Analysis: Markets face tougher financial conditions

May 9 (Reuters) – Already sitting on double-digit losses this year, stock market investors should prepare for more as awareness sinks in that the U.S. Federal Reserve intends to tighten financial conditions to control galloping inflation.

Essentially, financial conditions measure the ease with which households and businesses can access credit, so they are key in showing how monetary policy is transmitted to the economy. Fed boss Jerome Powell reiterated on Wednesday that he would be watching them closely.

And they affect future growth – Goldman Sachs estimates a 100 basis point tightening in its proprietary Financial Conditions Index (FCI) – which takes into account rates, credit and equity levels as well as the dollar – crushes growth by one percentage point over the following year.
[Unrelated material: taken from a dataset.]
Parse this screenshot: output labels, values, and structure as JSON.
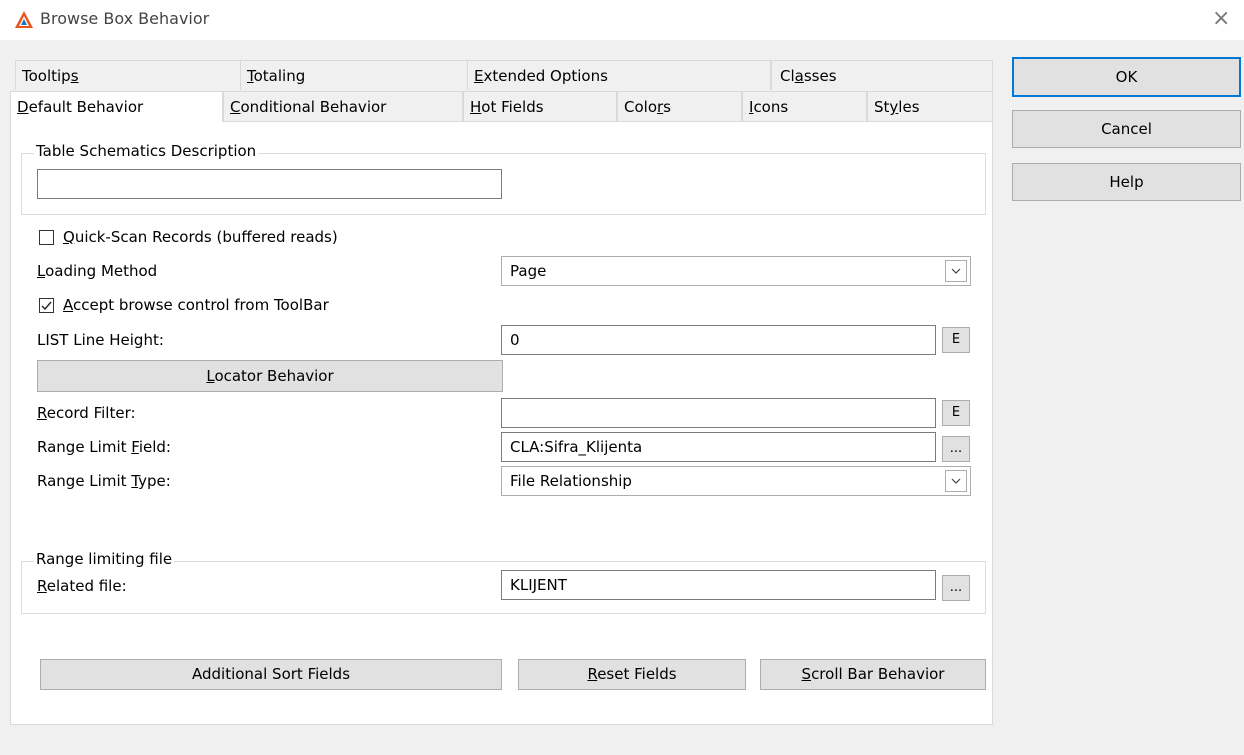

Join now for FREE unlimited access to


The Goldman indexes and other indexes from the Chicago Fed and the IMF all show that financial conditions have tightened considerably this year, but remain historically loose, indicating the extent of the stimulus measures triggered to help economies. overcome the pandemic.

Sven Jari Stehn, chief European economist at Goldman Sachs, believes the bank’s U.S. financial conditions index will need to tighten a little more for the Fed to achieve a “soft landing”, i.e. slow down growth but not excessively.

Goldman’s U.S. FCI is at 99 points – 200 basis points higher than at the start of the year and the tightest since July 2020. Conditions tightened 0.3 points on Thursday as stocks fell , the dollar hit two-decade highs and 10-year bond yields closed above 3%.

But they still remain historically loose.

“Our estimate is that the Fed essentially needs to halve (the gap between jobs and workers) to try to get wage growth back to a more normal rate of growth,” Stehn said.

“To do that, they basically have to reduce growth to a rate of around 1% for a year or two, so you have to go below trend for a year or two.”

He expects hikes of 50 basis points in June and July, then moves of 25 basis points until key rates rise to just above 3%. But if conditions don’t tighten enough and wage growth and inflation don’t moderate enough, the Fed could continue with 50 basis point hikes, he said.

The CFI’s looseness seems disconcerting given market bets that the Fed will raise rates above 3% by year-end while trimming its bond holdings, Treasury yields soaring and plummeting stocks.

But the S&P 500 is still trading 20% ​​above its pre-pandemic peak. Through the wealth effect, share prices should support household spending.

That could change – the Fed stopped expanding its balance sheet in March and will start shrinking it from June, possibly at a monthly rate of $95 billion, as it embarks on quantitative tightening (QT)

Michael Howell, managing director of advisory firm Crossborder Capital, noted that the decline in U.S. stocks followed a 14% drop in the Fed’s effective liquidity provision since December.

He estimates, based on pandemic stock market rallies and recent falls, that each monthly cut could drag the S&P 500 down 60 points.

The stock market is “certainly not pricing in a further reduction in liquidity, and we know that’s going to happen,” Howell said.


The question is whether the Fed can tighten conditions just enough to cool prices, but not so much that growth and markets are seriously hurt.

One risk – highlighted by Bank of England policymaker Catherine Mann – is that huge central bank balance sheets may have dampened the transmission of monetary policy to financial conditions.

If so, the Fed may need to act more aggressively than expected.

Mike Kelly, global head of multi-assets at PineBridge Investments, noted that past episodes of QT have been much smaller, so “we’re entering an environment that no one has seen before.”

In the QT exercises of 2013 and 2018, stocks fell 10%, forcing the Fed to ease its tightening. Read more

But those used to relying on the Fed’s “put”—the belief that it will step in and support stock markets—should be careful; Citi analysts believe this put option may not take effect until the S&P 500 takes another 20% drop.

“Where you have 8.5% inflation… the strike price of the central bank put option is much lower than it was before,” said Patrick Saner, head of macro strategy. at the insurer Swiss Re.

Join now for FREE unlimited access to


Reporting by Yoruk Bahceli; edited by Sujata Rao; Editing by Louise Heavens

Our standards: The Thomson Reuters Trust Principles.

Comments are closed.